Excerpts from a dataset:
════════════════════

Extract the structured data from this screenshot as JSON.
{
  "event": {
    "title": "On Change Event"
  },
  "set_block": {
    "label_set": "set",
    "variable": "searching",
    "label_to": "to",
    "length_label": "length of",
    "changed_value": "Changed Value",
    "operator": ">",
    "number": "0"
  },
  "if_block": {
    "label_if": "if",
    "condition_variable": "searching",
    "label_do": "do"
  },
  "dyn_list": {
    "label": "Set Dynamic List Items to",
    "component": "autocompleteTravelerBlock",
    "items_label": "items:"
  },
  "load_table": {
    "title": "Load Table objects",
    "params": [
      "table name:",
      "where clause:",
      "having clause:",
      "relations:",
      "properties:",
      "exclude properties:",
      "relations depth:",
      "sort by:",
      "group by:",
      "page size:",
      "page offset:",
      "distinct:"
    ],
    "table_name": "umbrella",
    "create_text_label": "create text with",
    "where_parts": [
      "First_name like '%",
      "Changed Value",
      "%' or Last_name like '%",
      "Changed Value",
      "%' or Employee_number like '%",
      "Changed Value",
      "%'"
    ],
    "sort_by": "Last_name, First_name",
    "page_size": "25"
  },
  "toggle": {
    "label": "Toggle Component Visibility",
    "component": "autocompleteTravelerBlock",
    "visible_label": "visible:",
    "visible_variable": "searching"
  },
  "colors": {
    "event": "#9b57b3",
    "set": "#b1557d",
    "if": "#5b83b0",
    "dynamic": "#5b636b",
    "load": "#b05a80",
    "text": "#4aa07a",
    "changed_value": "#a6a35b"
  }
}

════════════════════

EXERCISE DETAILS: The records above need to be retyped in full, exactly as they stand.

EXERCISE RESPONSE:
Extract the structured data from this screenshot as JSON.
{
  "event": {
    "title": "On Change Event"
  },
  "set_block": {
    "label_set": "set",
    "variable": "searching",
    "label_to": "to",
    "length_label": "length of",
    "changed_value": "Changed Value",
    "operator": ">",
    "number": "0"
  },
  "if_block": {
    "label_if": "if",
    "condition_variable": "searching",
    "label_do": "do"
  },
  "dyn_list": {
    "label": "Set Dynamic List Items to",
    "component": "autocompleteTravelerBlock",
    "items_label": "items:"
  },
  "load_table": {
    "title": "Load Table objects",
    "params": [
      "table name:",
      "where clause:",
      "having clause:",
      "relations:",
      "properties:",
      "exclude properties:",
      "relations depth:",
      "sort by:",
      "group by:",
      "page size:",
      "page offset:",
      "distinct:"
    ],
    "table_name": "umbrella",
    "create_text_label": "create text with",
    "where_parts": [
      "First_name like '%",
      "Changed Value",
      "%' or Last_name like '%",
      "Changed Value",
      "%' or Employee_number like '%",
      "Changed Value",
      "%'"
    ],
    "sort_by": "Last_name, First_name",
    "page_size": "25"
  },
  "toggle": {
    "label": "Toggle Component Visibility",
    "component": "autocompleteTravelerBlock",
    "visible_label": "visible:",
    "visible_variable": "searching"
  },
  "colors": {
    "event": "#9b57b3",
    "set": "#b1557d",
    "if": "#5b83b0",
    "dynamic": "#5b636b",
    "load": "#b05a80",
    "text": "#4aa07a",
    "changed_value": "#a6a35b"
  }
}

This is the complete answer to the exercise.